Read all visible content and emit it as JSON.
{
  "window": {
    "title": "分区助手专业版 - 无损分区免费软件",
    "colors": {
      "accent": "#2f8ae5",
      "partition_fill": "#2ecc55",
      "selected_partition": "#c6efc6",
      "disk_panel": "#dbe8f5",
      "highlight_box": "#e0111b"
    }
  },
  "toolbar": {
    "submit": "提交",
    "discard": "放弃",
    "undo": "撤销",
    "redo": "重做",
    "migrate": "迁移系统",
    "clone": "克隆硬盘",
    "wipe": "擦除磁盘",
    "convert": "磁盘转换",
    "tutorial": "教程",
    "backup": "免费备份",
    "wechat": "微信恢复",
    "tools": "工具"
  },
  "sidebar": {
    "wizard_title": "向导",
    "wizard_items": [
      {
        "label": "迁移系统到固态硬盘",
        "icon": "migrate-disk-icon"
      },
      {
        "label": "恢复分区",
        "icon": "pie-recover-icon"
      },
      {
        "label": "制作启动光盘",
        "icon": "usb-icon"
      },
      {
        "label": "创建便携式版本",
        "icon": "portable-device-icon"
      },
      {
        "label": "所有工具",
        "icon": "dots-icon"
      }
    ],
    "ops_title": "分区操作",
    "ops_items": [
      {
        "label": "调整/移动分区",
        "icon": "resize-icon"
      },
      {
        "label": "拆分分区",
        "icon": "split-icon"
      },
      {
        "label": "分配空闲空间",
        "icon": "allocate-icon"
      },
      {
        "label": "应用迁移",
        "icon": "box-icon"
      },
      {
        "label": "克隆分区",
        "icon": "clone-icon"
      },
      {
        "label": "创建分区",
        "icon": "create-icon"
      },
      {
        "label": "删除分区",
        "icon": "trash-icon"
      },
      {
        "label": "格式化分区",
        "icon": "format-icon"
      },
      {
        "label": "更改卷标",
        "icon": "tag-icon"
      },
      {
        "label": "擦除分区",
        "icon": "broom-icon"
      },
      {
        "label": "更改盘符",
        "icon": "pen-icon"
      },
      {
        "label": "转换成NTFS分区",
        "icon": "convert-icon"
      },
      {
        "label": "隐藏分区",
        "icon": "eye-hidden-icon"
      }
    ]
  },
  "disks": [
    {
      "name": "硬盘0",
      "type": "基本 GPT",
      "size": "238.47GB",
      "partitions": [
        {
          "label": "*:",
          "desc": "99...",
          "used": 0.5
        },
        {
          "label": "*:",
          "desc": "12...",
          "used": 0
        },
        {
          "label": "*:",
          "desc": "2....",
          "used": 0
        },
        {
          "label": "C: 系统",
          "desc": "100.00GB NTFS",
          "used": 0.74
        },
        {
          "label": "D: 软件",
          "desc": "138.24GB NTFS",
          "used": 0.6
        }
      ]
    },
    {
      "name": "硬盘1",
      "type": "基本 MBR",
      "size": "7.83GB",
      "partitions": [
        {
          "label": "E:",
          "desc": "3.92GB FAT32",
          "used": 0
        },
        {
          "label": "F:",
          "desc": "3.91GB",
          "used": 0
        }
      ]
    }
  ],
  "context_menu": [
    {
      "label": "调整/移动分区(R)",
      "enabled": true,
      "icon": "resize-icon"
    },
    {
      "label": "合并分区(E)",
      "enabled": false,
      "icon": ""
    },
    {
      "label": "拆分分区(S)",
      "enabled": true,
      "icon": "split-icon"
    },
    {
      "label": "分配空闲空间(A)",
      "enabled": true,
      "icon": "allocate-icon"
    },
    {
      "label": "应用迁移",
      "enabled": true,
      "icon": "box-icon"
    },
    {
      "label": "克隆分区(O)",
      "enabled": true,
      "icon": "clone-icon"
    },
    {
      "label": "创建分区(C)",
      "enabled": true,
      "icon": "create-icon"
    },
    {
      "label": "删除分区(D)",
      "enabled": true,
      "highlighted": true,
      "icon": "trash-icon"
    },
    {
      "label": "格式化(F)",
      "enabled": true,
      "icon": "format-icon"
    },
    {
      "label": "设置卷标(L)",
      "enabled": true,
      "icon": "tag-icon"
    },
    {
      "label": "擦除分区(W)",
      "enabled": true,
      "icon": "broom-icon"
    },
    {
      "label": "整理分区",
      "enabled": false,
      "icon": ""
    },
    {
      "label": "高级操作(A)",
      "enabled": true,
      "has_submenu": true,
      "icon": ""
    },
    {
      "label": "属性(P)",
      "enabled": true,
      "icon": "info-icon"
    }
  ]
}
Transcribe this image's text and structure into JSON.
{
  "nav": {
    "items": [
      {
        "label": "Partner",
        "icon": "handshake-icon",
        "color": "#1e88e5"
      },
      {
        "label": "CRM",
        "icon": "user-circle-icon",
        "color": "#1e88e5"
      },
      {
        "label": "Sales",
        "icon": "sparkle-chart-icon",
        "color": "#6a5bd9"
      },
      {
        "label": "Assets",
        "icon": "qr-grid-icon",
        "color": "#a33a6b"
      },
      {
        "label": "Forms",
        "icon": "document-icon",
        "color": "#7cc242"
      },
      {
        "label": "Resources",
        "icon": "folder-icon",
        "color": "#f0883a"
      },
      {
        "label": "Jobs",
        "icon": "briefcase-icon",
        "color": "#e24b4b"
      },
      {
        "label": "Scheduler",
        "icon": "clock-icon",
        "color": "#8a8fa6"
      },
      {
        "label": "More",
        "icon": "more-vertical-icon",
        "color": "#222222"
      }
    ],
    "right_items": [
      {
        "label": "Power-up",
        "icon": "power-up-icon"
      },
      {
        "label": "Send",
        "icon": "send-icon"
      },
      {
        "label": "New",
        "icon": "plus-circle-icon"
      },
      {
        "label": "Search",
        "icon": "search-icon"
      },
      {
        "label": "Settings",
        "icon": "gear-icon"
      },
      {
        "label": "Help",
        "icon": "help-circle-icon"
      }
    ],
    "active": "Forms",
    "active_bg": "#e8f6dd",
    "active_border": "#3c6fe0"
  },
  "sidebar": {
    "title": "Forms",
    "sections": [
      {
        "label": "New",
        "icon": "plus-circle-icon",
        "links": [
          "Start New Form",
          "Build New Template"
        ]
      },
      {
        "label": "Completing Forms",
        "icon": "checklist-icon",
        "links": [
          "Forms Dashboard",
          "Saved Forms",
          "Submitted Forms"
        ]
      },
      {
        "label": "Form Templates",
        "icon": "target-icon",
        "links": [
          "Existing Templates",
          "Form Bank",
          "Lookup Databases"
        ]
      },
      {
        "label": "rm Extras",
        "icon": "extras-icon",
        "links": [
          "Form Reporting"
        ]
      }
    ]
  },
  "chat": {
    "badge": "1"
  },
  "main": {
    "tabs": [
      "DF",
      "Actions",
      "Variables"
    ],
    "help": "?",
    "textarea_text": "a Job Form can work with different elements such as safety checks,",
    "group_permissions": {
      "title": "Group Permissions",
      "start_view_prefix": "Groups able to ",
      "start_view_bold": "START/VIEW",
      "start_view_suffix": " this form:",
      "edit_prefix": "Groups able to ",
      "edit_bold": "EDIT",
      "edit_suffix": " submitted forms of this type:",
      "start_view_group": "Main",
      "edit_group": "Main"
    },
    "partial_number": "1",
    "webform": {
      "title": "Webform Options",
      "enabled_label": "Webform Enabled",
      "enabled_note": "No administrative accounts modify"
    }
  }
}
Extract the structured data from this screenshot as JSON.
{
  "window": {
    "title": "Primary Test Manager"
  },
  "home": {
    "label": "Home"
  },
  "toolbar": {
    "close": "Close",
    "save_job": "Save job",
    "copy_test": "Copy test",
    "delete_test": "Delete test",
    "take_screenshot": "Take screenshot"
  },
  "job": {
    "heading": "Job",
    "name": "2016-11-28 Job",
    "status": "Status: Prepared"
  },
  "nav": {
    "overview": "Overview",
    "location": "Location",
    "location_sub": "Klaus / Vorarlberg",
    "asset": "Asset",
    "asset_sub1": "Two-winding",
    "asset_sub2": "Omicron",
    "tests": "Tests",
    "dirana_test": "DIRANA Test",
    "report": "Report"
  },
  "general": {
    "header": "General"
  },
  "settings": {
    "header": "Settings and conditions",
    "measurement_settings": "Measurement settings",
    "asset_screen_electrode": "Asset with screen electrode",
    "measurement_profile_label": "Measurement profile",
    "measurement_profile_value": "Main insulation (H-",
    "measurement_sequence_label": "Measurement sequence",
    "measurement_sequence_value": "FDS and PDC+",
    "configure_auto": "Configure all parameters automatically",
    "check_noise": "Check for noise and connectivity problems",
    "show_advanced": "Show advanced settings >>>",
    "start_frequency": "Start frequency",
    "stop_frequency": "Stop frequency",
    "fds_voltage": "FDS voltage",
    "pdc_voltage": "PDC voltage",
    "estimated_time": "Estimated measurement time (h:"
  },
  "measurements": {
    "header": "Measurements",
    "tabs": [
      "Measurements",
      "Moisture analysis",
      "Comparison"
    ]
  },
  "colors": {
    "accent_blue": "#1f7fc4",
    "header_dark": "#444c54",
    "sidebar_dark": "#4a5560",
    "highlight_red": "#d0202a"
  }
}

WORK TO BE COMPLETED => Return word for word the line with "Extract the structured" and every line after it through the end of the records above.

EXERCISE SOLUTION =>
Extract the structured data from this screenshot as JSON.
{
  "window": {
    "title": "Primary Test Manager"
  },
  "home": {
    "label": "Home"
  },
  "toolbar": {
    "close": "Close",
    "save_job": "Save job",
    "copy_test": "Copy test",
    "delete_test": "Delete test",
    "take_screenshot": "Take screenshot"
  },
  "job": {
    "heading": "Job",
    "name": "2016-11-28 Job",
    "status": "Status: Prepared"
  },
  "nav": {
    "overview": "Overview",
    "location": "Location",
    "location_sub": "Klaus / Vorarlberg",
    "asset": "Asset",
    "asset_sub1": "Two-winding",
    "asset_sub2": "Omicron",
    "tests": "Tests",
    "dirana_test": "DIRANA Test",
    "report": "Report"
  },
  "general": {
    "header": "General"
  },
  "settings": {
    "header": "Settings and conditions",
    "measurement_settings": "Measurement settings",
    "asset_screen_electrode": "Asset with screen electrode",
    "measurement_profile_label": "Measurement profile",
    "measurement_profile_value": "Main insulation (H-",
    "measurement_sequence_label": "Measurement sequence",
    "measurement_sequence_value": "FDS and PDC+",
    "configure_auto": "Configure all parameters automatically",
    "check_noise": "Check for noise and connectivity problems",
    "show_advanced": "Show advanced settings >>>",
    "start_frequency": "Start frequency",
    "stop_frequency": "Stop frequency",
    "fds_voltage": "FDS voltage",
    "pdc_voltage": "PDC voltage",
    "estimated_time": "Estimated measurement time (h:"
  },
  "measurements": {
    "header": "Measurements",
    "tabs": [
      "Measurements",
      "Moisture analysis",
      "Comparison"
    ]
  },
  "colors": {
    "accent_blue": "#1f7fc4",
    "header_dark": "#444c54",
    "sidebar_dark": "#4a5560",
    "highlight_red": "#d0202a"
  }
}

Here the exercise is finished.